> [Directions]: Can you find the lines of the listing that include "matplotlib" and copy every one?

> [Record extracts]:
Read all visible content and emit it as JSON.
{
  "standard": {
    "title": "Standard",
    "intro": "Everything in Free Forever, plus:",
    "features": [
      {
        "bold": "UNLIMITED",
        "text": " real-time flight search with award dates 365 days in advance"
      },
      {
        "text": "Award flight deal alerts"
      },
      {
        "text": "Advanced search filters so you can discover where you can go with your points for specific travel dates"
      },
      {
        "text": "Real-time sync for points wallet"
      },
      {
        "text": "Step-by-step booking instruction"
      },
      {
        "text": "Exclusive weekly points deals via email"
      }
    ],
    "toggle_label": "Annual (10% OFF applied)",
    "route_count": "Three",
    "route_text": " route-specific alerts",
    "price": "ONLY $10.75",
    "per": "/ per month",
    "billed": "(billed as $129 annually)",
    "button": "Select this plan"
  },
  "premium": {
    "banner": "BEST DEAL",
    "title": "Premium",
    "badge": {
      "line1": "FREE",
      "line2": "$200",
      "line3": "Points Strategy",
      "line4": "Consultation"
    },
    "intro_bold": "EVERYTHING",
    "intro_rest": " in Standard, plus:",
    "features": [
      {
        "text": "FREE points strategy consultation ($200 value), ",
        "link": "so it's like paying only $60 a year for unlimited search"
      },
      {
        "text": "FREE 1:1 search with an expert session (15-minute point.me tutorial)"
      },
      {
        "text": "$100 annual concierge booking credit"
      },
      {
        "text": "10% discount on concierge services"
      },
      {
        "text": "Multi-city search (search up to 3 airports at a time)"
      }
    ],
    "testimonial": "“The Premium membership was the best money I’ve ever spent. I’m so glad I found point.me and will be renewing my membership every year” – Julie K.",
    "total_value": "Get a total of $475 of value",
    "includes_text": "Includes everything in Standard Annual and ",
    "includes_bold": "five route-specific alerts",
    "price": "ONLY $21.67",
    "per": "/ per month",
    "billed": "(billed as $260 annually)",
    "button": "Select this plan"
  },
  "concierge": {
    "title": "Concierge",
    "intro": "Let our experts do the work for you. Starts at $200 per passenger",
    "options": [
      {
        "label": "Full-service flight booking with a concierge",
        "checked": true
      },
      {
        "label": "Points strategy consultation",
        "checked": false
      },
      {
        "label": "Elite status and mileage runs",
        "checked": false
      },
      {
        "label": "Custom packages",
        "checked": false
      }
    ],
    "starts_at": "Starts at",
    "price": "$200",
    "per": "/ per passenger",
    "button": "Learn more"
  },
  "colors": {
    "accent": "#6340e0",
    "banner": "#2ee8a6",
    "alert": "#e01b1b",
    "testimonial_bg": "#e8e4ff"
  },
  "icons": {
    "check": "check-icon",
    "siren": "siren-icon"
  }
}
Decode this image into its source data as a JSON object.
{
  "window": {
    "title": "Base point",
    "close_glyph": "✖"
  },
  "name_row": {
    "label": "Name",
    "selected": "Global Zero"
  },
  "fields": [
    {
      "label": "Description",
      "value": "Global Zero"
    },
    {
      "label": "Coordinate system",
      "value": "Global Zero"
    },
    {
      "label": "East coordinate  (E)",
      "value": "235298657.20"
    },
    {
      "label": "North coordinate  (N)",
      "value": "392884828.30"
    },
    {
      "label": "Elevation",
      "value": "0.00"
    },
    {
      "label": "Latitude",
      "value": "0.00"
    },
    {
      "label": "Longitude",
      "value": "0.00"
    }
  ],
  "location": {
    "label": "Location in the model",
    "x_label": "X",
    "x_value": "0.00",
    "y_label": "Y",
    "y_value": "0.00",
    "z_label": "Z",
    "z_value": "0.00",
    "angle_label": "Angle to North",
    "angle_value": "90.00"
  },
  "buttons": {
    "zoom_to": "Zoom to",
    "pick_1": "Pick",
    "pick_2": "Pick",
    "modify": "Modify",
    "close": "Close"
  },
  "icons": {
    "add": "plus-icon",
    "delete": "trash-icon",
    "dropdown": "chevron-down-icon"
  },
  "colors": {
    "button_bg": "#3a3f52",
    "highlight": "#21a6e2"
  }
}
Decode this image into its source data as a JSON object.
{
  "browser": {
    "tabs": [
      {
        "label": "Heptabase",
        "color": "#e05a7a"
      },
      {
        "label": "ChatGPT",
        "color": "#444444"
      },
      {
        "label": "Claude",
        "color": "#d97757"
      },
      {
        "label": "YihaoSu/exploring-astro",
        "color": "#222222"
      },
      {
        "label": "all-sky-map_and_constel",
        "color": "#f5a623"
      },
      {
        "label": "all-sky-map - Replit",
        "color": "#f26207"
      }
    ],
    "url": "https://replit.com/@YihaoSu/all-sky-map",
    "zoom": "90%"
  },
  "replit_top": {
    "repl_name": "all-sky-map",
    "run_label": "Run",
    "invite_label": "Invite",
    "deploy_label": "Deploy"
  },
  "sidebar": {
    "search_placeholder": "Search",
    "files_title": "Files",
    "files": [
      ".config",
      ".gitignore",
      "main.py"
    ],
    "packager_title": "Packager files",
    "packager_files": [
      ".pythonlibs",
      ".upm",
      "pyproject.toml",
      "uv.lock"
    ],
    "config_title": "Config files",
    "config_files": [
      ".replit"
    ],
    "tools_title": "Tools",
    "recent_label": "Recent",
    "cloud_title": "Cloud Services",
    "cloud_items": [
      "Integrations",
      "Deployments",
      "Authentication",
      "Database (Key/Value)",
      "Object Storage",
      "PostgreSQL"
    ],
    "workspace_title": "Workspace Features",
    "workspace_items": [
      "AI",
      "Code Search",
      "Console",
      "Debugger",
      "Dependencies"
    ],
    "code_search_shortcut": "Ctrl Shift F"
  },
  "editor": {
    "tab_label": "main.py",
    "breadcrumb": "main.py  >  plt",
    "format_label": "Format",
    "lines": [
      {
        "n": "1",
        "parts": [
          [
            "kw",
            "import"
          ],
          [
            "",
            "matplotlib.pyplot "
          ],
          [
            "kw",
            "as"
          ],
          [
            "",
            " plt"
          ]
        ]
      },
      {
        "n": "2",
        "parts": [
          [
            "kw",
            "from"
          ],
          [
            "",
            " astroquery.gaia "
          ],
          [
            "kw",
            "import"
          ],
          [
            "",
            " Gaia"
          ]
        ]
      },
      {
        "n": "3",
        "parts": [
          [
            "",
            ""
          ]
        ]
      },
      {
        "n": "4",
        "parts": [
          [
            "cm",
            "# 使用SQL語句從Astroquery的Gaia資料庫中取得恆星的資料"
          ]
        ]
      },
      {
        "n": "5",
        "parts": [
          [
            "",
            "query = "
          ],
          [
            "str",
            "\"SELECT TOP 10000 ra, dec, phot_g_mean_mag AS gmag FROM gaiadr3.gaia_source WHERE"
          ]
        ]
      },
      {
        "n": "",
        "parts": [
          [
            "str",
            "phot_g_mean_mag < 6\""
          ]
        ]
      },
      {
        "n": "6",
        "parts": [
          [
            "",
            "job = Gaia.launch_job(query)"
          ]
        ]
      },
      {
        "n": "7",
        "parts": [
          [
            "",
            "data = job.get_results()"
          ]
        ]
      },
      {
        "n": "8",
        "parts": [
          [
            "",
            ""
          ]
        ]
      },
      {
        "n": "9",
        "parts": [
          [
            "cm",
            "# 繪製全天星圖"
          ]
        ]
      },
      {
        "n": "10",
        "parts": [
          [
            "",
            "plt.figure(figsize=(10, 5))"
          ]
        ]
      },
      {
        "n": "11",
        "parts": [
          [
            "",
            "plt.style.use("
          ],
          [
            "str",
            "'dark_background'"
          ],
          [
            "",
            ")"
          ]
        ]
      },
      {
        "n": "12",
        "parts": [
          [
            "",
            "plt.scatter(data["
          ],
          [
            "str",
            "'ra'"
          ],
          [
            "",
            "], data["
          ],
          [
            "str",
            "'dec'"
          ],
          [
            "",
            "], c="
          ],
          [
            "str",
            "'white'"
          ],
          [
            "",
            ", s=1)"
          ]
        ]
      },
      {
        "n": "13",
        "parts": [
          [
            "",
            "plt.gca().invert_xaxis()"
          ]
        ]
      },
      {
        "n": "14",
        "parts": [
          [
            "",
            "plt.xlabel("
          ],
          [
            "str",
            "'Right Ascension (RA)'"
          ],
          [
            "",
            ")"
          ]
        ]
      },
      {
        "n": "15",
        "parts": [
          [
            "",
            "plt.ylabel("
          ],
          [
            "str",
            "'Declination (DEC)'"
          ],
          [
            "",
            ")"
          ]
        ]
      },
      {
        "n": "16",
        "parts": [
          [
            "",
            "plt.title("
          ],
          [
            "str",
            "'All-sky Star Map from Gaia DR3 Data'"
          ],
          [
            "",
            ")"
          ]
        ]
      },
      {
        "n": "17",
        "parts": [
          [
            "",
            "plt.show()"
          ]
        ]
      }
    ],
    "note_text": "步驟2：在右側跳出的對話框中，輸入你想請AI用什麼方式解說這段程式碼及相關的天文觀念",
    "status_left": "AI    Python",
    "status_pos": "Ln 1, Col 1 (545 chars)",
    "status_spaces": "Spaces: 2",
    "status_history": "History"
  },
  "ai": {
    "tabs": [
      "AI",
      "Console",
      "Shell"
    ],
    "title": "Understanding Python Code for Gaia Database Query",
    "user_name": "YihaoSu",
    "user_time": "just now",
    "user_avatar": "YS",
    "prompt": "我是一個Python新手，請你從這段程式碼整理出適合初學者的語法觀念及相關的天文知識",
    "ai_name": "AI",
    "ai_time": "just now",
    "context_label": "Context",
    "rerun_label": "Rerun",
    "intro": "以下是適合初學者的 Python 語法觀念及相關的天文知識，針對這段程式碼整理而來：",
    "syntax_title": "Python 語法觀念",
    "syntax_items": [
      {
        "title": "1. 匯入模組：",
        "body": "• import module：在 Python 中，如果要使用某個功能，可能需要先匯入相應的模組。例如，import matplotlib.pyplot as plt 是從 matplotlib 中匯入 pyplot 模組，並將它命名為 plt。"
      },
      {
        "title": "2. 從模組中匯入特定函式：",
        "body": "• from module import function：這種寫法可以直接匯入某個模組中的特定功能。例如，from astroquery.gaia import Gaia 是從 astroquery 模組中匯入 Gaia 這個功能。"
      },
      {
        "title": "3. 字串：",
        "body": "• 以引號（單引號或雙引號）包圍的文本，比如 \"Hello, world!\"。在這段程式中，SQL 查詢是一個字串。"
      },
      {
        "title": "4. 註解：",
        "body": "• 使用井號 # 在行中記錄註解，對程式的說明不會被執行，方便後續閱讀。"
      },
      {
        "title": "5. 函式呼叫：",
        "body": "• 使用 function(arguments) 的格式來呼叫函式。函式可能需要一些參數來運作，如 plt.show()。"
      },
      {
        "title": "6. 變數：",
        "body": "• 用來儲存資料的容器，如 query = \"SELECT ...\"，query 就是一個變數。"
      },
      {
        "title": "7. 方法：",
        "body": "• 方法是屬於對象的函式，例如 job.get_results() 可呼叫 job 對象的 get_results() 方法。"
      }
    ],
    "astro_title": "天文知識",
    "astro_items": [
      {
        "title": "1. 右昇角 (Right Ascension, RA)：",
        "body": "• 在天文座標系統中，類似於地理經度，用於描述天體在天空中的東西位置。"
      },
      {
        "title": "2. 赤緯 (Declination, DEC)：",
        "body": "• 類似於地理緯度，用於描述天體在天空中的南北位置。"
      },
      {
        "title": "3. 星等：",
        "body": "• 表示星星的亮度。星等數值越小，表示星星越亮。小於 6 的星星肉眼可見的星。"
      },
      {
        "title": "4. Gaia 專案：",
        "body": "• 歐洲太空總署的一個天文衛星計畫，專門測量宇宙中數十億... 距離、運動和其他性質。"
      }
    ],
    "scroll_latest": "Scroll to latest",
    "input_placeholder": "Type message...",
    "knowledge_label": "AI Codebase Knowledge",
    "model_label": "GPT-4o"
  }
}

> [Result of this exercise]:
            "matplotlib.pyplot "
        "body": "• import module：在 Python 中，如果要使用某個功能，可能需要先匯入相應的模組。例如，import matplotlib.pyplot as plt 是從 matplotlib 中匯入 pyplot 模組，並將它命名為 plt。"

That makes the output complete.